— Records contained in a dataset —
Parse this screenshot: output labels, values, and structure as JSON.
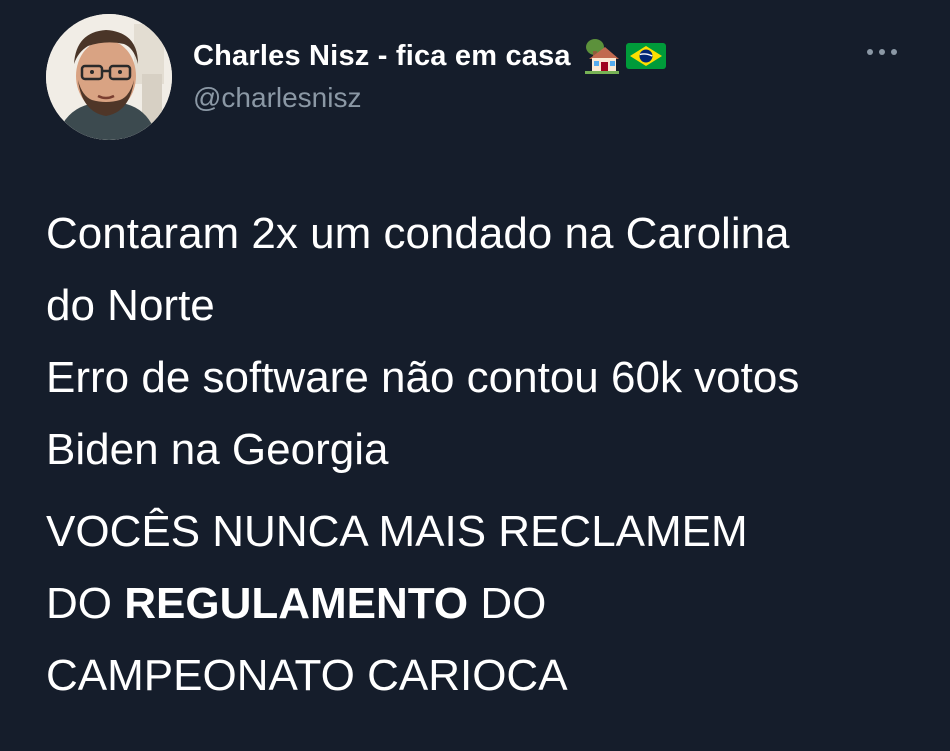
{
  "tweet": {
    "author": {
      "display_name": "Charles Nisz - fica em casa",
      "handle": "@charlesnisz",
      "name_emojis": [
        "house-with-garden-icon",
        "brazil-flag-icon"
      ],
      "avatar": "avatar"
    },
    "more_icon": "more-options-icon",
    "body": {
      "paragraph1": {
        "line1": "Contaram 2x um condado na Carolina",
        "line2": "do Norte",
        "line3": "Erro de software não contou 60k votos",
        "line4": "Biden na Georgia"
      },
      "paragraph2": {
        "line1": "VOCÊS NUNCA MAIS RECLAMEM",
        "line2_pre": "DO ",
        "line2_bold": "REGULAMENTO",
        "line2_post": " DO",
        "line3": "CAMPEONATO CARIOCA"
      }
    }
  },
  "colors": {
    "background": "#151d2b",
    "text": "#ffffff",
    "secondary_text": "#8b98a5"
  }
}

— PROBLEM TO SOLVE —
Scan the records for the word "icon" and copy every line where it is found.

— TASK SOLUTION —
        "house-with-garden-icon",
        "brazil-flag-icon"
    "more_icon": "more-options-icon",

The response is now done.